Many of Australia’s 150,000 cancer patients will be a lower priority to healthcare professionals compared to people infected with the coronavirus in the event of a second wave under a Federal Government plan.
The proposed framework, released by Cancer Australia on Friday, aims to help national healthcare systems manage the treatment of cancer patients during the coronavirus crisis.
Meanwhile, it raises concerns of a looming spike in cancer cases as Australians avoid regular health check-ups due to fear of contracting the virus or wasting their doctor’s time.
“If we consider a scenario of one in 10 people who might delay seeing their doctor with a cancer symptom for six months, we estimate that this year, potentially 7000 cancer cases could go undiagnosed, or at a later stage in Australia,” Cancer Australia CEO Dorothy Keefe told The New Daily.
Nearly 50,000 Australians died from cancer last year, with lung cancer the leading cause of death – and the fifth-most common diagnosis.
In 2020, an estimated 150,000 Australians will receive a gut-wrenching diagnosis from their doctor.
But there is only a limited number of beds and intensive care units available at our hospitals.
Our healthcare system would buckle if we experienced a sudden aggressive wave of coronavirus infections – and under a proposed government guide, some cancer patients would need to be temporarily sidelined.
“If the hospital system were overwhelmed by numbers of COVID-19 patients, with all ICU beds full and the emergency department and inpatient beds full, then cancer patients would be moved to other locations where they would be less likely to contract the infection and where their treatment could be safely managed,” Professor Keefe said.
“This would only happen if the number of COVID-19 cases had increased extremely rapidly and to a high peak.”
In some cases, non-urgent surgery or chemotherapy for patients with low risk of progression will be postponed.
But these changes wouldn’t affect every cancer patient.
No matter how packed hospitals are, some people will be given priority.
“Prioritising urgent situations such as acute leukaemia, curative treatments for aggressive disease, and adjuvant and neoadjuvant therapies,” the report reads.
“For example, in a patient with a diagnosis of aggressive cancer requiring surgery following a recent biopsy, surgery should proceed, despite ICU capacity being prioritised for COVID-19 patients.”
New research also released on Friday revealed smoking rates in our nation’s poorest areas are seven times higher than our richest, with the habit killing an estimated 19,000 Australians every year.

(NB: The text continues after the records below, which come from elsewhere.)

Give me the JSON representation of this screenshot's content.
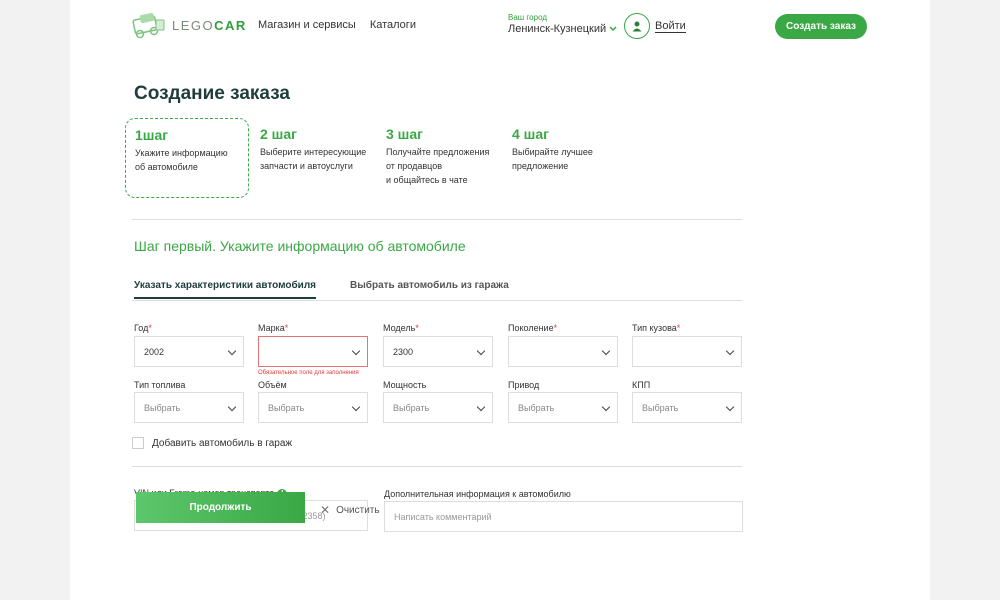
{
  "header": {
    "logo_light": "LEGO",
    "logo_bold": "CAR",
    "nav": [
      "Магазин и сервисы",
      "Каталоги"
    ],
    "city_label": "Ваш город",
    "city_value": "Ленинск-Кузнецкий",
    "login": "Войти",
    "create_order": "Создать заказ"
  },
  "page_title": "Создание заказа",
  "steps": [
    {
      "num": "1шаг",
      "line1": "Укажите информацию",
      "line2": "об автомобиле",
      "line3": ""
    },
    {
      "num": "2 шаг",
      "line1": "Выберите интересующие",
      "line2": "запчасти и автоуслуги",
      "line3": ""
    },
    {
      "num": "3 шаг",
      "line1": "Получайте предложения",
      "line2": "от продавцов",
      "line3": "и общайтесь в чате"
    },
    {
      "num": "4 шаг",
      "line1": "Выбирайте лучшее",
      "line2": "предложение",
      "line3": ""
    }
  ],
  "subtitle": "Шаг первый. Укажите информацию об автомобиле",
  "tabs": [
    "Указать характеристики автомобиля",
    "Выбрать автомобиль из гаража"
  ],
  "fields_row1": [
    {
      "label": "Год",
      "value": "2002"
    },
    {
      "label": "Марка",
      "value": ""
    },
    {
      "label": "Модель",
      "value": "2300"
    },
    {
      "label": "Поколение",
      "value": ""
    },
    {
      "label": "Тип кузова",
      "value": ""
    }
  ],
  "required_mark": "*",
  "error_text": "Обязательное поле для заполнения",
  "fields_row2": [
    {
      "label": "Тип топлива",
      "placeholder": "Выбрать"
    },
    {
      "label": "Объём",
      "placeholder": "Выбрать"
    },
    {
      "label": "Мощность",
      "placeholder": "Выбрать"
    },
    {
      "label": "Привод",
      "placeholder": "Выбрать"
    },
    {
      "label": "КПП",
      "placeholder": "Выбрать"
    }
  ],
  "garage_checkbox": "Добавить автомобиль в гараж",
  "vin": {
    "label": "VIN  или Frame-номер транспорта",
    "placeholder": "WAUBH54B11N111054 (или FNN15-502358)",
    "info": "!"
  },
  "extra": {
    "label": "Дополнительная информация к автомобилю",
    "placeholder": "Написать комментарий"
  },
  "continue_button": "Продолжить",
  "clear_button": "Очистить",
  "colors": {
    "accent": "#3aa845",
    "title": "#1f3d3b",
    "error": "#e53935",
    "background": "#f2f2f2"
  }
}
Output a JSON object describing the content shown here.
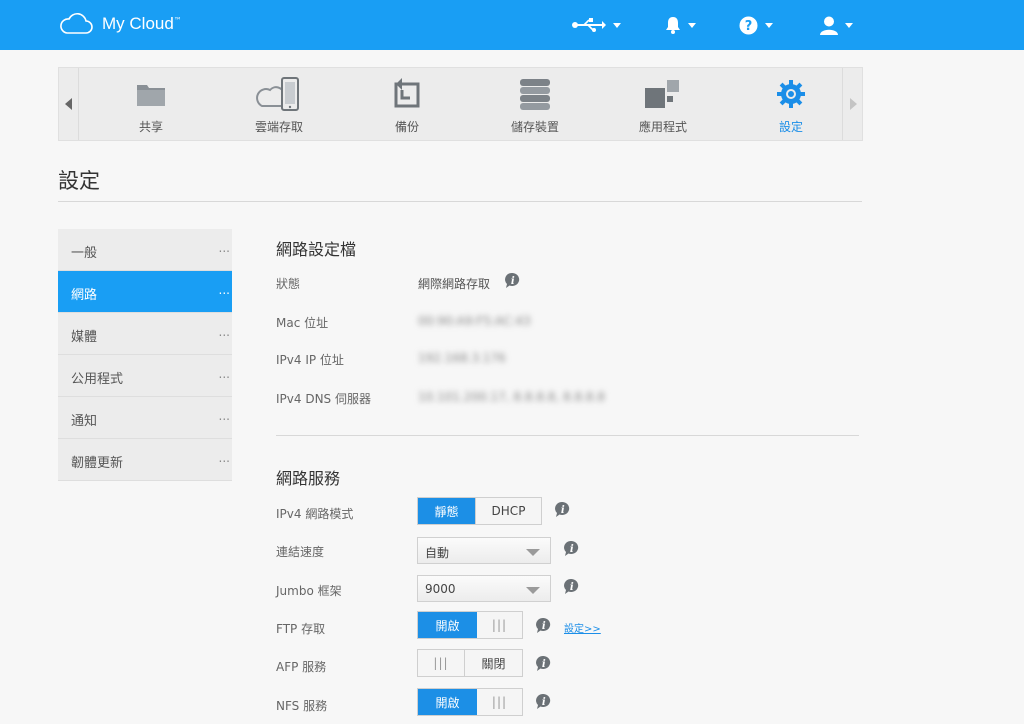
{
  "app": {
    "title": "My Cloud",
    "tm": "™"
  },
  "nav": {
    "items": [
      {
        "label": "共享",
        "icon": "folder-icon"
      },
      {
        "label": "雲端存取",
        "icon": "cloud-phone-icon"
      },
      {
        "label": "備份",
        "icon": "backup-icon"
      },
      {
        "label": "儲存裝置",
        "icon": "storage-icon"
      },
      {
        "label": "應用程式",
        "icon": "apps-icon"
      },
      {
        "label": "設定",
        "icon": "gear-icon"
      }
    ],
    "active": "設定"
  },
  "page": {
    "title": "設定"
  },
  "sidebar": {
    "items": [
      {
        "label": "一般",
        "more": "..."
      },
      {
        "label": "網路",
        "more": "..."
      },
      {
        "label": "媒體",
        "more": "..."
      },
      {
        "label": "公用程式",
        "more": "..."
      },
      {
        "label": "通知",
        "more": "..."
      },
      {
        "label": "韌體更新",
        "more": "..."
      }
    ],
    "active": "網路"
  },
  "profile": {
    "title": "網路設定檔",
    "rows": [
      {
        "label": "狀態",
        "value": "網際網路存取"
      },
      {
        "label": "Mac 位址",
        "value": "00:90:A9:F5:AC:43"
      },
      {
        "label": "IPv4 IP 位址",
        "value": "192.168.3.176"
      },
      {
        "label": "IPv4 DNS 伺服器",
        "value": "10.101.200.17, 8.8.8.8, 8.8.8.8"
      }
    ]
  },
  "services": {
    "title": "網路服務",
    "ipv4_mode": {
      "label": "IPv4 網路模式",
      "opt_static": "靜態",
      "opt_dhcp": "DHCP",
      "selected": "靜態"
    },
    "link_speed": {
      "label": "連結速度",
      "value": "自動"
    },
    "jumbo": {
      "label": "Jumbo 框架",
      "value": "9000"
    },
    "ftp": {
      "label": "FTP 存取",
      "state": "開啟",
      "grip": "|||",
      "settings_link": "設定>>"
    },
    "afp": {
      "label": "AFP 服務",
      "state": "關閉",
      "grip": "|||"
    },
    "nfs": {
      "label": "NFS 服務",
      "state": "開啟",
      "grip": "|||"
    }
  },
  "colors": {
    "brand": "#199ef4",
    "toggle_on": "#1c8fe6"
  }
}
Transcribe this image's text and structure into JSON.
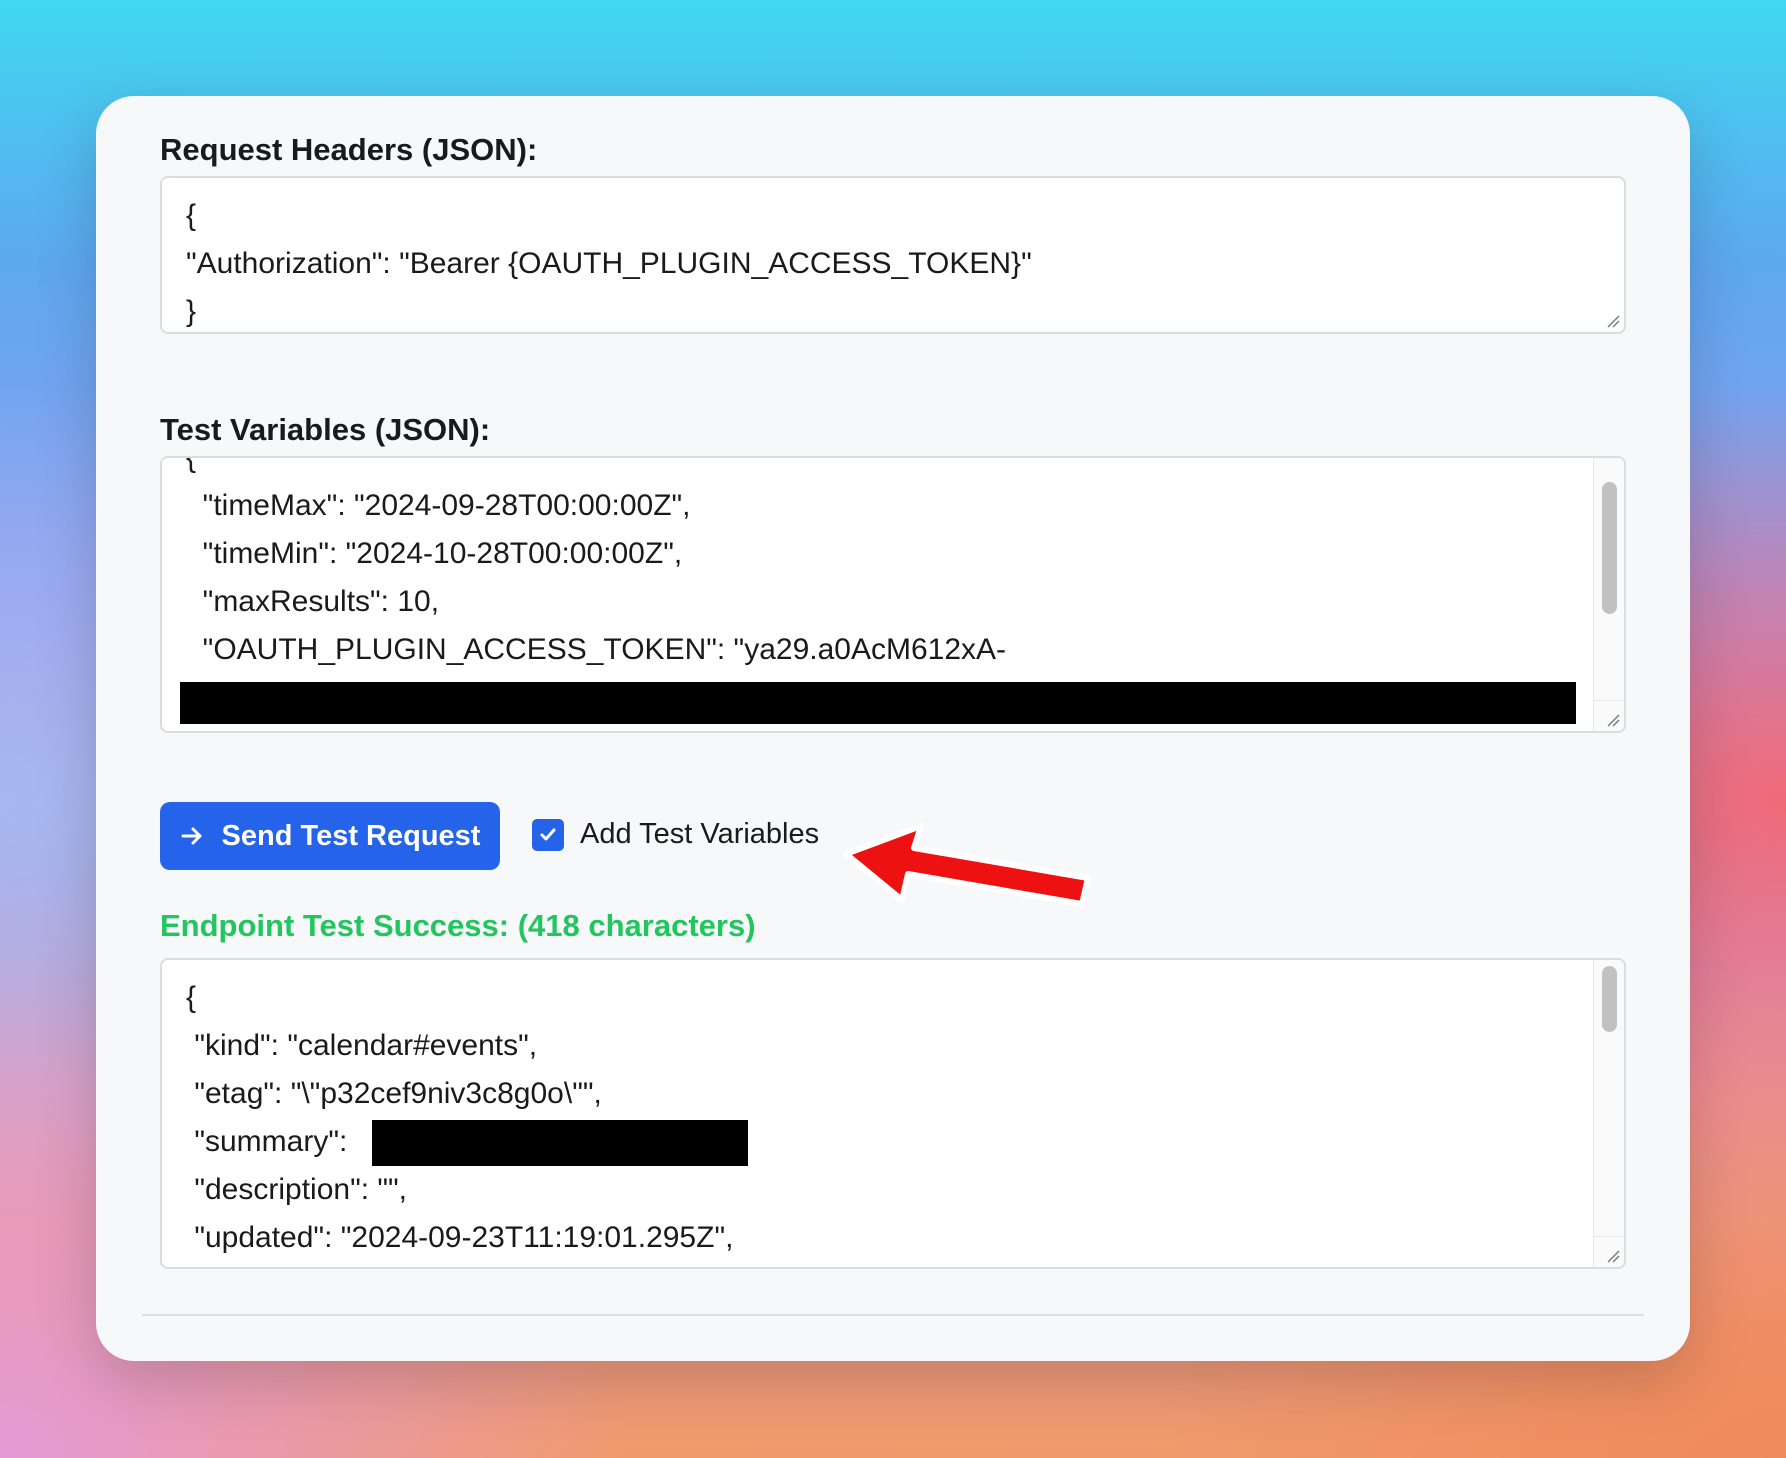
{
  "headers": {
    "label": "Request Headers (JSON):",
    "lines": [
      "{",
      "\"Authorization\": \"Bearer {OAUTH_PLUGIN_ACCESS_TOKEN}\"",
      "}"
    ]
  },
  "variables": {
    "label": "Test Variables (JSON):",
    "lines": [
      "{",
      "  \"timeMax\": \"2024-09-28T00:00:00Z\",",
      "  \"timeMin\": \"2024-10-28T00:00:00Z\",",
      "  \"maxResults\": 10,",
      "  \"OAUTH_PLUGIN_ACCESS_TOKEN\": \"ya29.a0AcM612xA-"
    ]
  },
  "actions": {
    "send_label": "Send Test Request",
    "checkbox_label": "Add Test Variables",
    "checkbox_checked": true
  },
  "result": {
    "status": "Endpoint Test Success: (418 characters)",
    "lines": [
      "{",
      " \"kind\": \"calendar#events\",",
      " \"etag\": \"\\\"p32cef9niv3c8g0o\\\"\",",
      " \"summary\":",
      " \"description\": \"\",",
      " \"updated\": \"2024-09-23T11:19:01.295Z\","
    ]
  },
  "colors": {
    "accent": "#2563eb",
    "success": "#22c55e",
    "annotation": "#ee1111"
  }
}
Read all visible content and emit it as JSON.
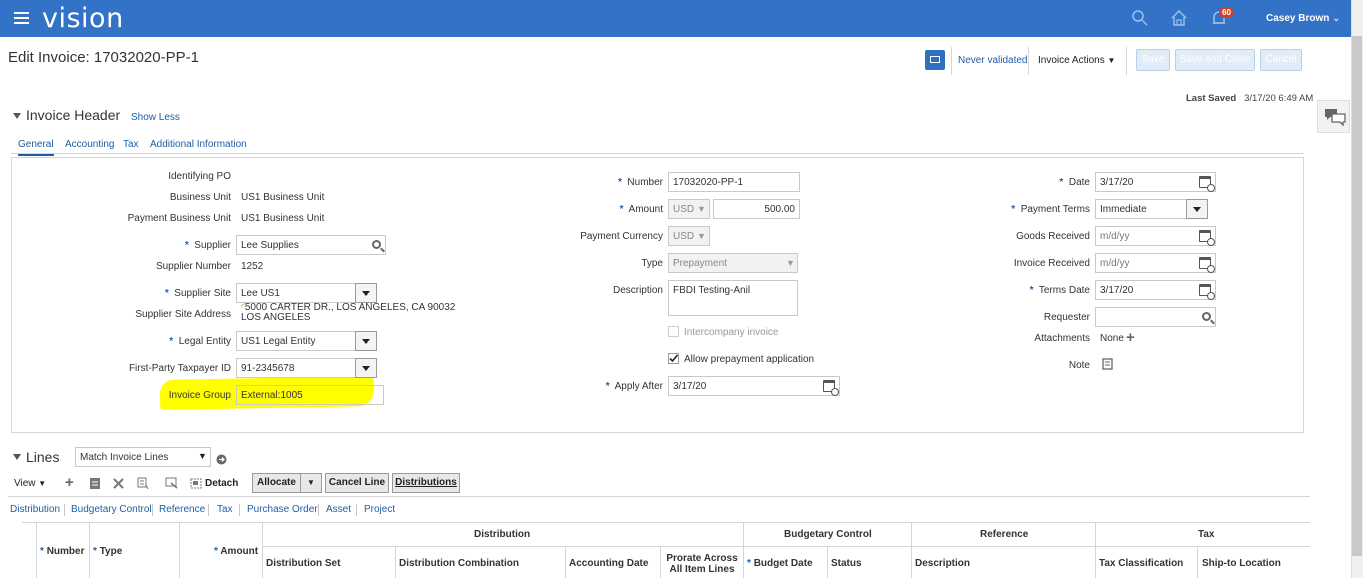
{
  "app": {
    "logo": "vision",
    "user_name": "Casey Brown",
    "notification_count": "60"
  },
  "page": {
    "title": "Edit Invoice: 17032020-PP-1",
    "validation_status": "Never validated",
    "invoice_actions": "Invoice Actions",
    "save": "Save",
    "save_and_close": "Save and Close",
    "cancel": "Cancel",
    "last_saved_label": "Last Saved",
    "last_saved_value": "3/17/20 6:49 AM"
  },
  "header": {
    "title": "Invoice Header",
    "show_less": "Show Less",
    "tabs": [
      "General",
      "Accounting",
      "Tax",
      "Additional Information"
    ]
  },
  "form_left": {
    "identifying_po_label": "Identifying PO",
    "business_unit_label": "Business Unit",
    "business_unit_value": "US1 Business Unit",
    "payment_bu_label": "Payment Business Unit",
    "payment_bu_value": "US1 Business Unit",
    "supplier_label": "Supplier",
    "supplier_value": "Lee Supplies",
    "supplier_number_label": "Supplier Number",
    "supplier_number_value": "1252",
    "supplier_site_label": "Supplier Site",
    "supplier_site_value": "Lee US1",
    "supplier_site_address_label": "Supplier Site Address",
    "supplier_site_address_line1": "5000 CARTER DR., LOS ANGELES, CA 90032",
    "supplier_site_address_line2": "LOS ANGELES",
    "legal_entity_label": "Legal Entity",
    "legal_entity_value": "US1 Legal Entity",
    "taxpayer_id_label": "First-Party Taxpayer ID",
    "taxpayer_id_value": "91-2345678",
    "invoice_group_label": "Invoice Group",
    "invoice_group_value": "External:1005"
  },
  "form_mid": {
    "number_label": "Number",
    "number_value": "17032020-PP-1",
    "amount_label": "Amount",
    "amount_currency": "USD",
    "amount_value": "500.00",
    "payment_currency_label": "Payment Currency",
    "payment_currency_value": "USD",
    "type_label": "Type",
    "type_value": "Prepayment",
    "description_label": "Description",
    "description_value": "FBDI Testing-Anil",
    "intercompany_label": "Intercompany invoice",
    "allow_prepay_label": "Allow prepayment application",
    "apply_after_label": "Apply After",
    "apply_after_value": "3/17/20"
  },
  "form_right": {
    "date_label": "Date",
    "date_value": "3/17/20",
    "payment_terms_label": "Payment Terms",
    "payment_terms_value": "Immediate",
    "goods_received_label": "Goods Received",
    "goods_received_placeholder": "m/d/yy",
    "invoice_received_label": "Invoice Received",
    "invoice_received_placeholder": "m/d/yy",
    "terms_date_label": "Terms Date",
    "terms_date_value": "3/17/20",
    "requester_label": "Requester",
    "attachments_label": "Attachments",
    "attachments_value": "None",
    "note_label": "Note"
  },
  "lines": {
    "title": "Lines",
    "match_select": "Match Invoice Lines",
    "view": "View",
    "detach": "Detach",
    "allocate": "Allocate",
    "cancel_line": "Cancel Line",
    "distributions": "Distributions",
    "links": [
      "Distribution",
      "Budgetary Control",
      "Reference",
      "Tax",
      "Purchase Order",
      "Asset",
      "Project"
    ],
    "group_headers": [
      "Distribution",
      "Budgetary Control",
      "Reference",
      "Tax"
    ],
    "columns": {
      "number": "Number",
      "type": "Type",
      "amount": "Amount",
      "distribution_set": "Distribution Set",
      "distribution_combination": "Distribution Combination",
      "accounting_date": "Accounting Date",
      "prorate_line1": "Prorate Across",
      "prorate_line2": "All Item Lines",
      "budget_date": "Budget Date",
      "status": "Status",
      "description": "Description",
      "tax_classification": "Tax Classification",
      "ship_to_location": "Ship-to Location"
    }
  },
  "colors": {
    "brand_blue": "#3273c7",
    "link_blue": "#1f5ea6",
    "highlight": "#ffff00"
  }
}
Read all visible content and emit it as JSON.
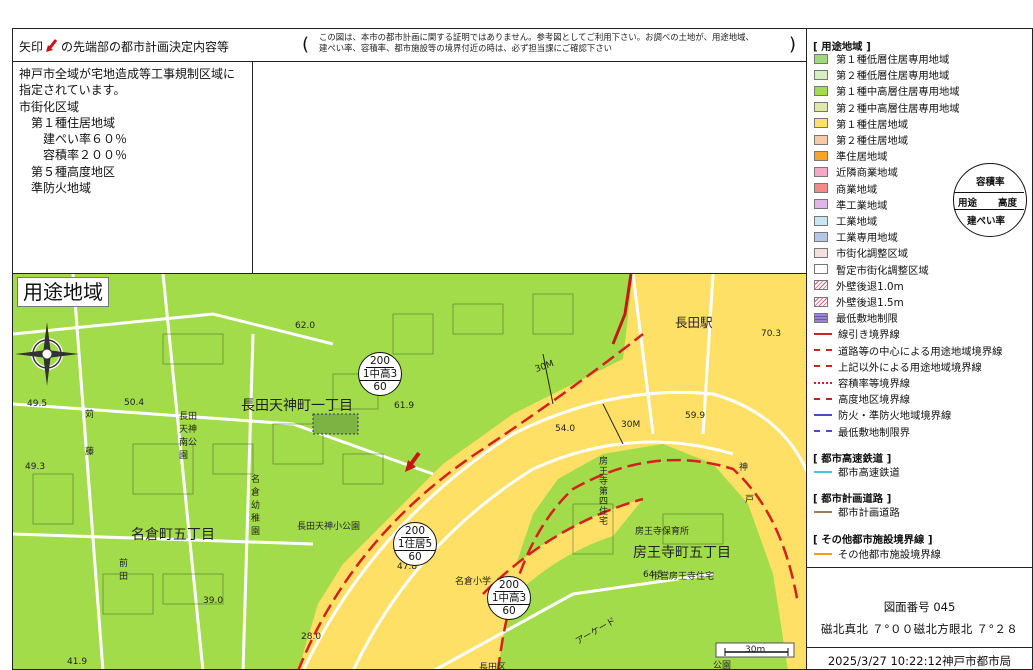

The research, from health policy thinktank Mitchell Institute at Victoria University, revealed Bridgewater and Gagebrook in Tasmania – two of Australia’s poorest areas – had the highest smoking rates in the country, with one in three adults smoking.
People with chronic illnesses linked to smoking such as cardiovascular disease are also at a higher risk of hospitalisation and death from COVID-19.